We're done with our short-version tour at noon, and by now two busloads and a couple of vans have made the parking lot look not so hugely oversized. The place is alive with people taking in a bit of history, walking the dusty paths among the ancient ruins, and perusing the wares of todays vendors.
The food vendors are set up. There's a woman selling boiled corn, and another with some kind of chicken-potato stew, and a vat of chincha-morada, a thick beverage based on purple corn. I take just a giant ear of corn, with a smear of extremely hot peppers down one side, and a chincha morada, and that's a great lunch.
The walk back to the modern village of Caral under the leaden sun convinces me I really need a hat. I was the only person in my tour group not to have one. The ladies selling things at the far parking lot have some for 8 soles, a deal for a ball cap. But I have just 10 soles in coins, plus a bill of 100 they'll never be able to break. Getting back to Supe is going to take more than 2 soles, so I do without a hat. At this point I'm down at the level of the nearly-dry stream, and the tamarisk trees, then eucalyptus, provide some shade.
The corn in the fields is gigantic. Not that the stalks are taller; they're fatter. There are way more leaves, and more fat and delicious ears, than I have ever seen on corn. Passing a field ready for harvest, I filch a few grains from ears just bursting out of their leaves. Perhaps it will grow in my garden at home.
Approaching the village, a car in the middle of the lone intersection starts honking, so I wave and it comes to get me. I'm getting the hang of this. Cars honk lightly just to announce they're there. They honk if they're looking for passengers, too, and on the way up the valley we honked at every farm, in case anyone needed a ride. Guy in the middle of nowhere honking? Must be asking if you want a lift.
In Lima I would never have taken a ride from a rusted-out beater like this one, but here it's just what there is. If it were 5 km to Supe instead of 23, I would have taken the hat and walked for the exercise. 23 is too far in this sun, so I hop in and off we go.
In Supe, I consider wandering around for a while, maybe down to the beach. But it looks like the town beyond the area where the collectivos gather, where there are a couple of shops and places to get a beer or a snack, is just dirt roads and shacks and people minding their own business. I feel out of place, like I would be intruding if I went any further, so I don't. The looks I get, with my gringa face and my big camera, aren't inviting.
In Huacho I discover that however tasty even a giant ear of corn can be, it doesn't last very long in the tummy. With all those fishing boats in the harbor, there must be some excellent ceviche in town.

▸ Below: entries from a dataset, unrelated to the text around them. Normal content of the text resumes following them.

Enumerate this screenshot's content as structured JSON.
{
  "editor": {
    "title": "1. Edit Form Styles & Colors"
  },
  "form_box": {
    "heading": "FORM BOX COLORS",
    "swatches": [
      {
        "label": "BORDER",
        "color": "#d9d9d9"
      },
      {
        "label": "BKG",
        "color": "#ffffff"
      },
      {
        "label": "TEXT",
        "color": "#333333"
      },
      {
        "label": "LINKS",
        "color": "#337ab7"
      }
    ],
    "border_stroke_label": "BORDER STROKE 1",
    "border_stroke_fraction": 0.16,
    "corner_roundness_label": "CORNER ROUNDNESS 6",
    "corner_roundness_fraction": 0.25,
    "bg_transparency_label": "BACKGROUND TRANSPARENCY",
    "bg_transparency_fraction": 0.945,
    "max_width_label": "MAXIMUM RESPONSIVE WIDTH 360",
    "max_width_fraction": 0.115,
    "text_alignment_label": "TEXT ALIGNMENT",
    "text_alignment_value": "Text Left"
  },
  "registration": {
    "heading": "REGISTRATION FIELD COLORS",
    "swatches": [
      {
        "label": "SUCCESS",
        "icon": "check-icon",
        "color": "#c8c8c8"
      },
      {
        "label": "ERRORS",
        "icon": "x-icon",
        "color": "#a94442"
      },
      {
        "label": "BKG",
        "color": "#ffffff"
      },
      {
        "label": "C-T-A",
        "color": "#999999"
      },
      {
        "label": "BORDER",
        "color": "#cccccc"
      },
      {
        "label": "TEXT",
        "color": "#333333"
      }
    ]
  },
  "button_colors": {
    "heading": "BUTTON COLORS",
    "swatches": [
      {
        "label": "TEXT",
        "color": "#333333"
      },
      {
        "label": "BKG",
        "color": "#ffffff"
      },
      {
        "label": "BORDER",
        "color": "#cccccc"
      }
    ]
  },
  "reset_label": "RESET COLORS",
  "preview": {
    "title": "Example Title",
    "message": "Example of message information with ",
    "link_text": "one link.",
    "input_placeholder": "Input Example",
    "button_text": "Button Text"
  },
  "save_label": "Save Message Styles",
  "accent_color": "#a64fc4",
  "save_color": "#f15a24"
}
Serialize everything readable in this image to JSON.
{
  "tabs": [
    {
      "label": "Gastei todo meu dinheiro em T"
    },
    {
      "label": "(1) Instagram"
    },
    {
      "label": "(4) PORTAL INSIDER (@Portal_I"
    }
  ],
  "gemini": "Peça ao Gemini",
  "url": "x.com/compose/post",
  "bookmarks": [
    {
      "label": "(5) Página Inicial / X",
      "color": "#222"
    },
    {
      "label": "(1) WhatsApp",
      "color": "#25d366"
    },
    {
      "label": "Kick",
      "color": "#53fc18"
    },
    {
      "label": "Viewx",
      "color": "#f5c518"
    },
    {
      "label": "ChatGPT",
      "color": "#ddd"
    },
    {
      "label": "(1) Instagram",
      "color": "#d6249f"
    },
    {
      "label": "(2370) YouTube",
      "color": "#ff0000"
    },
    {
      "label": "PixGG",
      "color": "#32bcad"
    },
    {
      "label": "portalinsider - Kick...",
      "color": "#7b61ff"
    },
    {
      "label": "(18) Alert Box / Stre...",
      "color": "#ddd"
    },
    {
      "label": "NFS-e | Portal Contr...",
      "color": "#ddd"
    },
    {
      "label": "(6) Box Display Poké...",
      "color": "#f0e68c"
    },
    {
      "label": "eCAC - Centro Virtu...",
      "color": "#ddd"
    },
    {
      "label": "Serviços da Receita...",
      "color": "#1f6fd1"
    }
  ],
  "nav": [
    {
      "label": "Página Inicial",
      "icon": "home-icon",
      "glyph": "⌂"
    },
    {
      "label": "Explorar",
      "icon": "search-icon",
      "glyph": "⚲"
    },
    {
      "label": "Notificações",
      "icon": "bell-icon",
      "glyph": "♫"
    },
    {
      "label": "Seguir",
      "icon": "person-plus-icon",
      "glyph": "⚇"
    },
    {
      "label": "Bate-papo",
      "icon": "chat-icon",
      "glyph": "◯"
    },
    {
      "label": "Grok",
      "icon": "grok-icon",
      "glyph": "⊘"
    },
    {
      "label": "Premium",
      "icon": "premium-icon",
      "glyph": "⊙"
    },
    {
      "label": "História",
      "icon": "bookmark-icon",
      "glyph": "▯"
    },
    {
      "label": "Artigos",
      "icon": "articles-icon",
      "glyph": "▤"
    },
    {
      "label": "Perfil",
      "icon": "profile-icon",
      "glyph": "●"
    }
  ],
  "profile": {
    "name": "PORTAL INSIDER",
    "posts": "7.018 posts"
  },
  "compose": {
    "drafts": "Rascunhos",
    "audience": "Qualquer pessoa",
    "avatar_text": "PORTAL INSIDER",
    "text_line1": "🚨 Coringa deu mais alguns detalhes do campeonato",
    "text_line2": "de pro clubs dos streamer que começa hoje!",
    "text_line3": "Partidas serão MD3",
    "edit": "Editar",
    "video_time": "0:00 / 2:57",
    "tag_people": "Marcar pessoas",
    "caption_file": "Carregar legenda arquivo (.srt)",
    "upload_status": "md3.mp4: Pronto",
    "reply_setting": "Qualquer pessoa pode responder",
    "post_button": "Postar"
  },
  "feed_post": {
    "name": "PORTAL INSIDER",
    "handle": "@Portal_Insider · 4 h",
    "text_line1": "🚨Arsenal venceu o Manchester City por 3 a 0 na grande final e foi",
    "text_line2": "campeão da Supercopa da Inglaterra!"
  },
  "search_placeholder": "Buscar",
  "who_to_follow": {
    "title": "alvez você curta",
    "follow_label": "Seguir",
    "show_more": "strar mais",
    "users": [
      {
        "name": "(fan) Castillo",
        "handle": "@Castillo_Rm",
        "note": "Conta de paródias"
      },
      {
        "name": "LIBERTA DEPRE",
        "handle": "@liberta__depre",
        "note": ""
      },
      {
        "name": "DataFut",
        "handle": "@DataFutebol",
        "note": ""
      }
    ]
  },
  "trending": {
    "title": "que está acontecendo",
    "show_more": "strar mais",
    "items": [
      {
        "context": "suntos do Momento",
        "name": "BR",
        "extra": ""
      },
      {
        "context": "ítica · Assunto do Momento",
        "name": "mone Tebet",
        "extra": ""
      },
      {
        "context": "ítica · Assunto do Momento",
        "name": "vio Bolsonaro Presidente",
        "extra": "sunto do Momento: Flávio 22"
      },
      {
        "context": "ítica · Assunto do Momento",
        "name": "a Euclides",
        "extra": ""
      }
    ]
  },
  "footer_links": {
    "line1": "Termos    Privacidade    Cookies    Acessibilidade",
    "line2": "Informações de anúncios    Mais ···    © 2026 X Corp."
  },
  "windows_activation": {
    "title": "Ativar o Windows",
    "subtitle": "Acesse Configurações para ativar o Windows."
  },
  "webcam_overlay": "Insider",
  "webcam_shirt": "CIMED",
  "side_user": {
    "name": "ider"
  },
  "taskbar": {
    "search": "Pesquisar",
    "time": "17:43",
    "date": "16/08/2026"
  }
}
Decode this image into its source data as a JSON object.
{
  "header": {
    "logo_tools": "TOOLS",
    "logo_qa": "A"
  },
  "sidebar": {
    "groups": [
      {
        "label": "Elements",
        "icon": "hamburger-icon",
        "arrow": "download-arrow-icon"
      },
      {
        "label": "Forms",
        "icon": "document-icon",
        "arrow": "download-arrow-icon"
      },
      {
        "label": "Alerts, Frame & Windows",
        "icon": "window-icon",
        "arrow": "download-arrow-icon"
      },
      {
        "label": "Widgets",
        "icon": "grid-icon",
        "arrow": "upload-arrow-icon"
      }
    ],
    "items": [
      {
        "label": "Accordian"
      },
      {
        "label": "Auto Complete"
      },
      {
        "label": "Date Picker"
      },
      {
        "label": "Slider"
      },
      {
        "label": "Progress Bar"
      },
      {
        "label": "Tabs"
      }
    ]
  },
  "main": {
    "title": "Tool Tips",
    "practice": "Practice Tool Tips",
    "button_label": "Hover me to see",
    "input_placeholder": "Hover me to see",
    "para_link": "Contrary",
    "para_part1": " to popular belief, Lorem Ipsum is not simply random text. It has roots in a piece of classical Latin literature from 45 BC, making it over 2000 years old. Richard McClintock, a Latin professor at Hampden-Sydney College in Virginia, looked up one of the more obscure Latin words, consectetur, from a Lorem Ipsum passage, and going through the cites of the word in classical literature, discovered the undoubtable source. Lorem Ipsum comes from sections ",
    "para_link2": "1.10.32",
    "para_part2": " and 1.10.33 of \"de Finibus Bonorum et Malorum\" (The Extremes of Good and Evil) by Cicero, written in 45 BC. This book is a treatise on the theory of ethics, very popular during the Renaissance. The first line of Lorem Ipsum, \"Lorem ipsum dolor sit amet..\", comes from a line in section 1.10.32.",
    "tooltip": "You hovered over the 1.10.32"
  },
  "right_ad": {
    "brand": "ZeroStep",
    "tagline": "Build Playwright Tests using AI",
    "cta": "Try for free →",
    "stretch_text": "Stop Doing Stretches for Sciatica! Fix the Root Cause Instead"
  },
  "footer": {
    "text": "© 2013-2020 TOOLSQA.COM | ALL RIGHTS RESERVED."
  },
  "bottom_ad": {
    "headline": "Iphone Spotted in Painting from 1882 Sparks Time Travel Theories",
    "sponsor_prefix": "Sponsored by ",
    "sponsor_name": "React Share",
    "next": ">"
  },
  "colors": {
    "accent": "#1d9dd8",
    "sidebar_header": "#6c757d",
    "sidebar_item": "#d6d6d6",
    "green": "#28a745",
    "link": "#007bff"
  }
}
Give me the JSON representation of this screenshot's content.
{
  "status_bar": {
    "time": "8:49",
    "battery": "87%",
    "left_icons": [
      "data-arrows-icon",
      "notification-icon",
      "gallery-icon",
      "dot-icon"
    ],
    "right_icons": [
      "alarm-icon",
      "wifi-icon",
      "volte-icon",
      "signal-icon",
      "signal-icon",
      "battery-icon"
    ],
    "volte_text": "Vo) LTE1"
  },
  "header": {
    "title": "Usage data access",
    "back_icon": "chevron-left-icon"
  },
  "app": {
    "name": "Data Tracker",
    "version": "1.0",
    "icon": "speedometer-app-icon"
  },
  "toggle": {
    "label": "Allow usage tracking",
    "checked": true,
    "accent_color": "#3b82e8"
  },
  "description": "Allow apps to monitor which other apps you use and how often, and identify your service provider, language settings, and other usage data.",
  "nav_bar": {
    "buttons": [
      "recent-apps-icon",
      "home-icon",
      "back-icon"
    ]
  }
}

Time to go find it.
All the way down the main street, past my hotel and almost to the beachfront mall, I find Tia Mauro's. There are six tables, five of which are occupied with families having their Sunday meal. The sixth is a little table right on the sidewalk, and it's for me.
Such heavenly fish!
Chunks of the catch of the morning, onions, cilantro, lime, vinegar, what can go wrong? more do you need? A nice cold beer, certainly, and they have that waiting for you.
The bus back to Lima shows two more boxing movies. It's a boxing sort of bus company, I guess. Z-Buss.